(Page and application data records)
┄┄┄┄┄┄
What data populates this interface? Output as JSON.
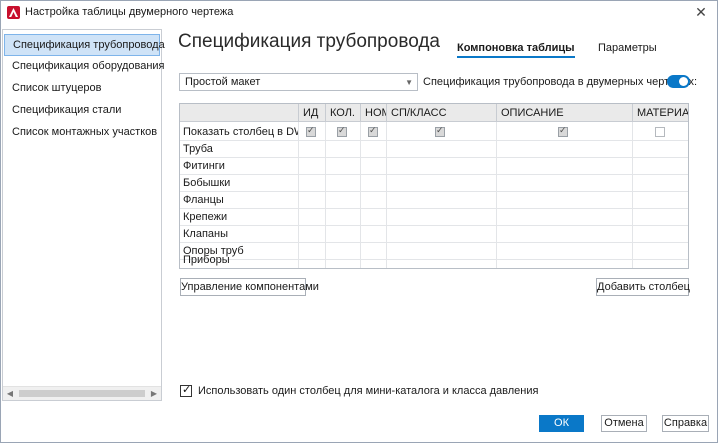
{
  "window": {
    "title": "Настройка таблицы двумерного чертежа",
    "close_glyph": "✕"
  },
  "sidebar": {
    "items": [
      {
        "label": "Спецификация трубопровода",
        "active": true
      },
      {
        "label": "Спецификация оборудования",
        "active": false
      },
      {
        "label": "Список штуцеров",
        "active": false
      },
      {
        "label": "Спецификация стали",
        "active": false
      },
      {
        "label": "Список монтажных участков",
        "active": false
      }
    ]
  },
  "main": {
    "title": "Спецификация трубопровода",
    "tabs": [
      {
        "label": "Компоновка таблицы",
        "active": true
      },
      {
        "label": "Параметры",
        "active": false
      }
    ],
    "layout_select": {
      "value": "Простой макет"
    },
    "toggle": {
      "label": "Спецификация трубопровода  в двумерных чертежах:",
      "on": true
    }
  },
  "table": {
    "columns": [
      "ИД",
      "КОЛ.",
      "НОМ",
      "СП/КЛАСС",
      "ОПИСАНИЕ",
      "МАТЕРИАЛ"
    ],
    "show_row_label": "Показать столбец в DWG",
    "show_row_checked": [
      true,
      true,
      true,
      true,
      true,
      false
    ],
    "rows": [
      "Труба",
      "Фитинги",
      "Бобышки",
      "Фланцы",
      "Крепежи",
      "Клапаны",
      "Опоры труб",
      "Приборы"
    ]
  },
  "buttons": {
    "manage": "Управление компонентами",
    "add_column": "Добавить столбец",
    "ok": "ОК",
    "cancel": "Отмена",
    "help": "Справка"
  },
  "bottom_option": {
    "label": "Использовать один столбец для мини-каталога и класса давления",
    "checked": true
  },
  "colors": {
    "accent": "#0a78c8",
    "sidebar_selected": "#cfe3f7",
    "app_icon": "#c8102e"
  }
}
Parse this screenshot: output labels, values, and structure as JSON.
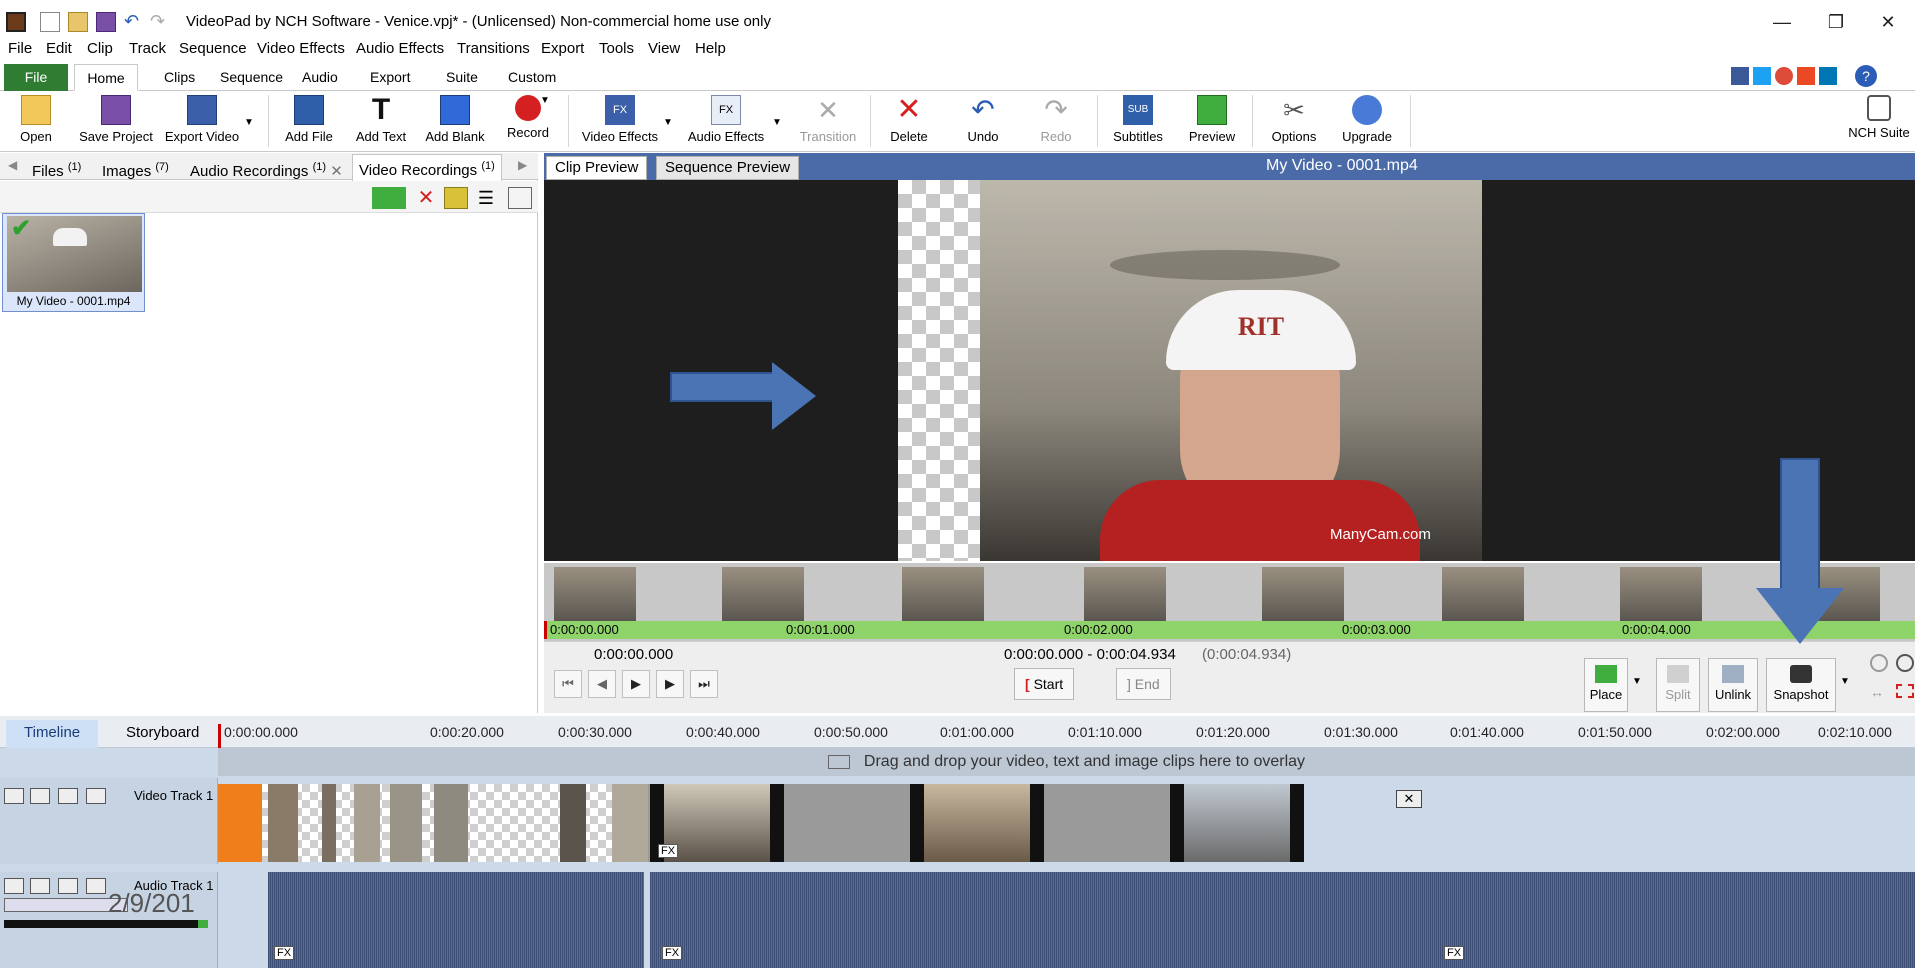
{
  "window": {
    "title": "VideoPad by NCH Software - Venice.vpj* - (Unlicensed) Non-commercial home use only",
    "minimize": "—",
    "restore": "❐",
    "close": "✕"
  },
  "menu": [
    "File",
    "Edit",
    "Clip",
    "Track",
    "Sequence",
    "Video Effects",
    "Audio Effects",
    "Transitions",
    "Export",
    "Tools",
    "View",
    "Help"
  ],
  "ribbon_tabs": [
    "File",
    "Home",
    "Clips",
    "Sequence",
    "Audio",
    "Export",
    "Suite",
    "Custom"
  ],
  "ribbon": {
    "open": "Open",
    "save_project": "Save Project",
    "export_video": "Export Video",
    "add_file": "Add File",
    "add_text": "Add Text",
    "add_blank": "Add Blank",
    "record": "Record",
    "video_effects": "Video Effects",
    "audio_effects": "Audio Effects",
    "transition": "Transition",
    "delete": "Delete",
    "undo": "Undo",
    "redo": "Redo",
    "subtitles": "Subtitles",
    "preview": "Preview",
    "options": "Options",
    "upgrade": "Upgrade",
    "nch_suite": "NCH Suite"
  },
  "bins": {
    "tabs": [
      {
        "label": "Files",
        "count": "(1)"
      },
      {
        "label": "Images",
        "count": "(7)"
      },
      {
        "label": "Audio Recordings",
        "count": "(1)"
      },
      {
        "label": "Video Recordings",
        "count": "(1)"
      }
    ],
    "clip_name": "My Video - 0001.mp4"
  },
  "preview": {
    "tab_clip": "Clip Preview",
    "tab_sequence": "Sequence Preview",
    "title": "My Video - 0001.mp4",
    "watermark": "ManyCam.com",
    "cap_text": "RIT",
    "ruler": [
      "0:00:00.000",
      "0:00:01.000",
      "0:00:02.000",
      "0:00:03.000",
      "0:00:04.000"
    ],
    "current_time": "0:00:00.000",
    "range": "0:00:00.000 - 0:00:04.934",
    "duration": "(0:00:04.934)",
    "start_label": "Start",
    "end_label": "End",
    "place": "Place",
    "split": "Split",
    "unlink": "Unlink",
    "snapshot": "Snapshot"
  },
  "timeline": {
    "tab_timeline": "Timeline",
    "tab_storyboard": "Storyboard",
    "ruler": [
      "0:00:00.000",
      "0:00:20.000",
      "0:00:30.000",
      "0:00:40.000",
      "0:00:50.000",
      "0:01:00.000",
      "0:01:10.000",
      "0:01:20.000",
      "0:01:30.000",
      "0:01:40.000",
      "0:01:50.000",
      "0:02:00.000",
      "0:02:10.000"
    ],
    "overlay_hint": "Drag and drop your video, text and image clips here to overlay",
    "video_track": "Video Track 1",
    "audio_track": "Audio Track 1",
    "date_stamp": "2/9/201",
    "fx": "FX"
  },
  "colors": {
    "file_tab": "#2e7d32",
    "preview_header": "#4a6aa8",
    "ruler_green": "#8fd36b",
    "arrow_blue": "#4a74b4"
  }
}
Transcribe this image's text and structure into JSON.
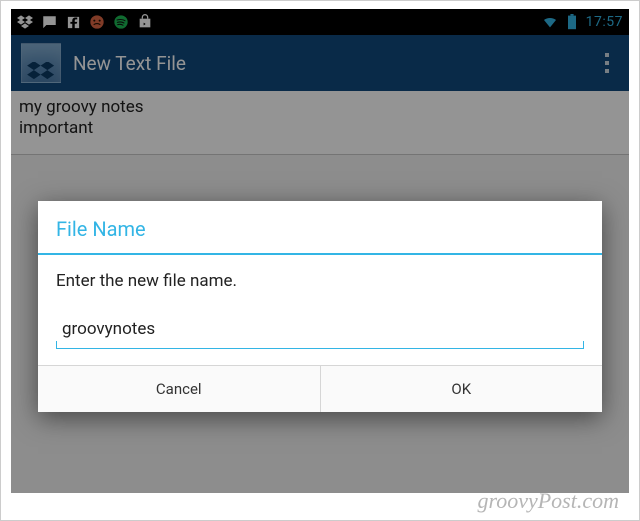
{
  "status": {
    "clock": "17:57"
  },
  "actionbar": {
    "title": "New Text File"
  },
  "editor": {
    "line1": "my groovy notes",
    "line2": "important"
  },
  "dialog": {
    "title": "File Name",
    "message": "Enter the new file name.",
    "input_value": "groovynotes",
    "cancel": "Cancel",
    "ok": "OK"
  },
  "watermark": "groovyPost.com"
}
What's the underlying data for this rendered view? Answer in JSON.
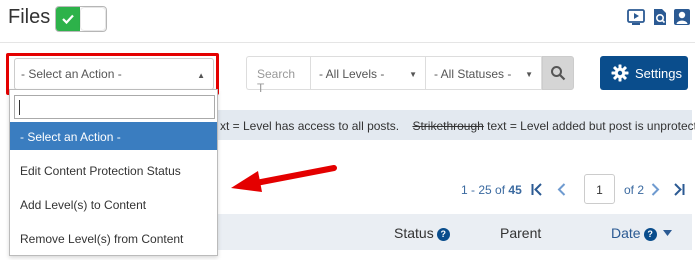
{
  "header": {
    "title": "Files",
    "toggle_state": "on",
    "icons": [
      "video-tutorial-icon",
      "search-document-icon",
      "user-icon"
    ]
  },
  "toolbar": {
    "action_select": {
      "value": "- Select an Action -",
      "options": [
        "- Select an Action -",
        "Edit Content Protection Status",
        "Add Level(s) to Content",
        "Remove Level(s) from Content"
      ],
      "search_value": ""
    },
    "search": {
      "placeholder": "Search T"
    },
    "levels_select": {
      "value": "- All Levels -"
    },
    "statuses_select": {
      "value": "- All Statuses -"
    },
    "settings_label": "Settings"
  },
  "notice": {
    "partial_text": "xt = Level has access to all posts.",
    "strike_word": "Strikethrough",
    "rest_text": " text = Level added but post is unprotected."
  },
  "pagination": {
    "range": "1 - 25",
    "of_word": "of",
    "total": "45",
    "current_page": "1",
    "of_pages": "of 2"
  },
  "table": {
    "columns": [
      {
        "label": "Status",
        "help": "?"
      },
      {
        "label": "Parent"
      },
      {
        "label": "Date",
        "help": "?",
        "sort": "descending"
      }
    ]
  },
  "colors": {
    "accent": "#0a4d8c",
    "toggle_on": "#2db24a",
    "highlight_box": "#e40000",
    "selected_option": "#3a7dc0"
  }
}
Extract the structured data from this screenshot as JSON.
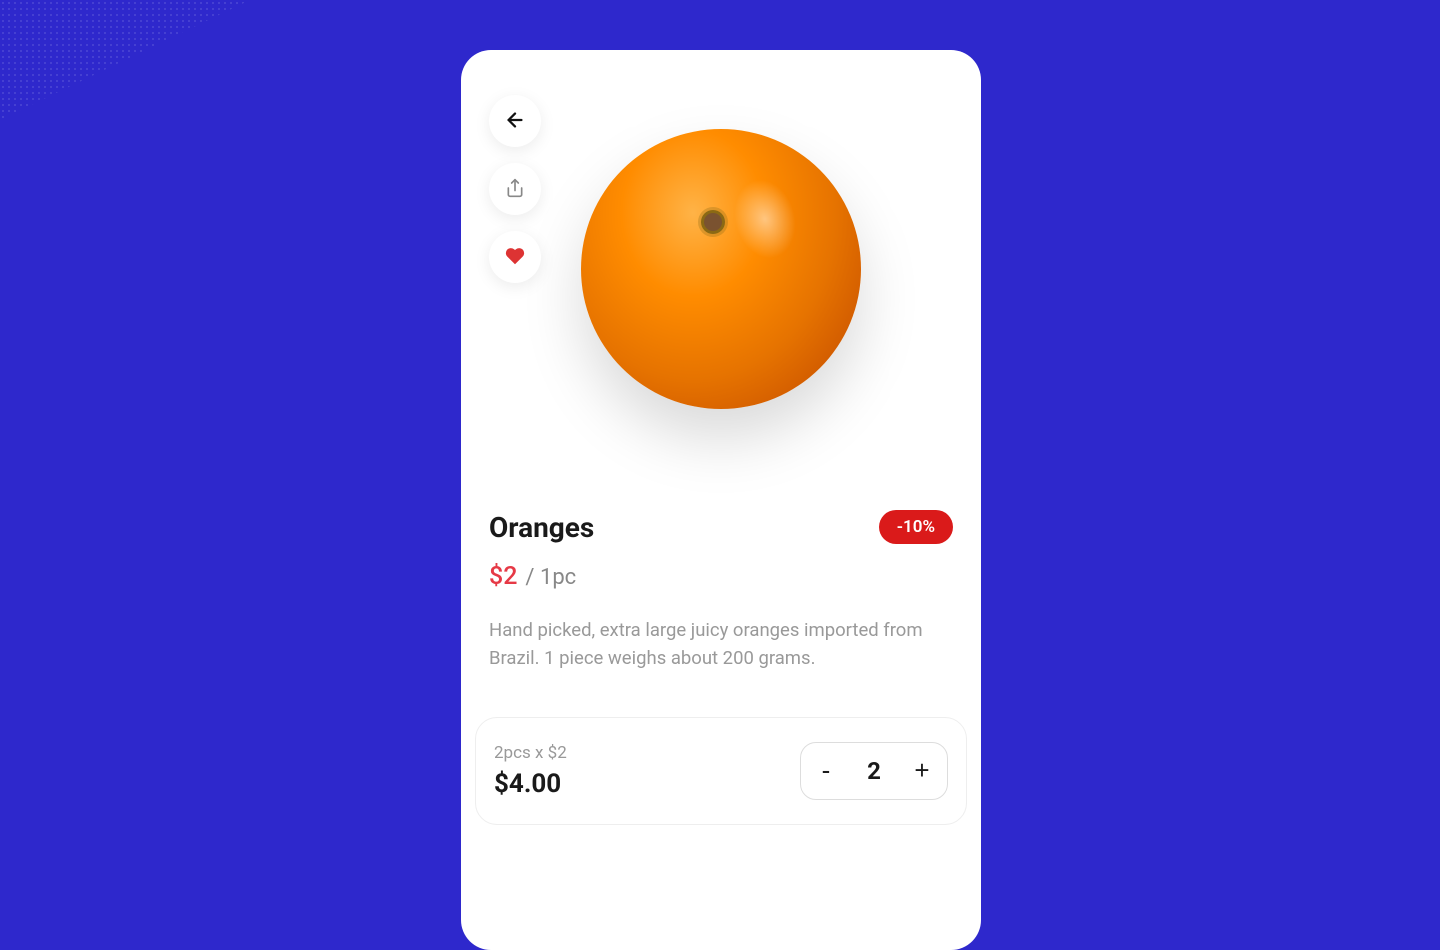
{
  "product": {
    "title": "Oranges",
    "discount_label": "-10%",
    "price": "$2",
    "price_unit": "/ 1pc",
    "description": "Hand picked, extra large juicy oranges imported from Brazil. 1 piece weighs about 200 grams."
  },
  "cart": {
    "breakdown": "2pcs x $2",
    "total": "$4.00",
    "quantity": "2",
    "decrement_label": "-",
    "increment_label": "+"
  },
  "icons": {
    "back": "back-arrow",
    "share": "share",
    "favorite": "heart"
  }
}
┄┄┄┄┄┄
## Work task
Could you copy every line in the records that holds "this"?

## Answer area
What data populates this interface? Output as JSON.
Parse this screenshot: output labels, values, and structure as JSON.
Transcribe this image's text and structure into JSON.
What's the underlying data for this rendered view? Answer in JSON.
Extract the structured data from this screenshot as JSON.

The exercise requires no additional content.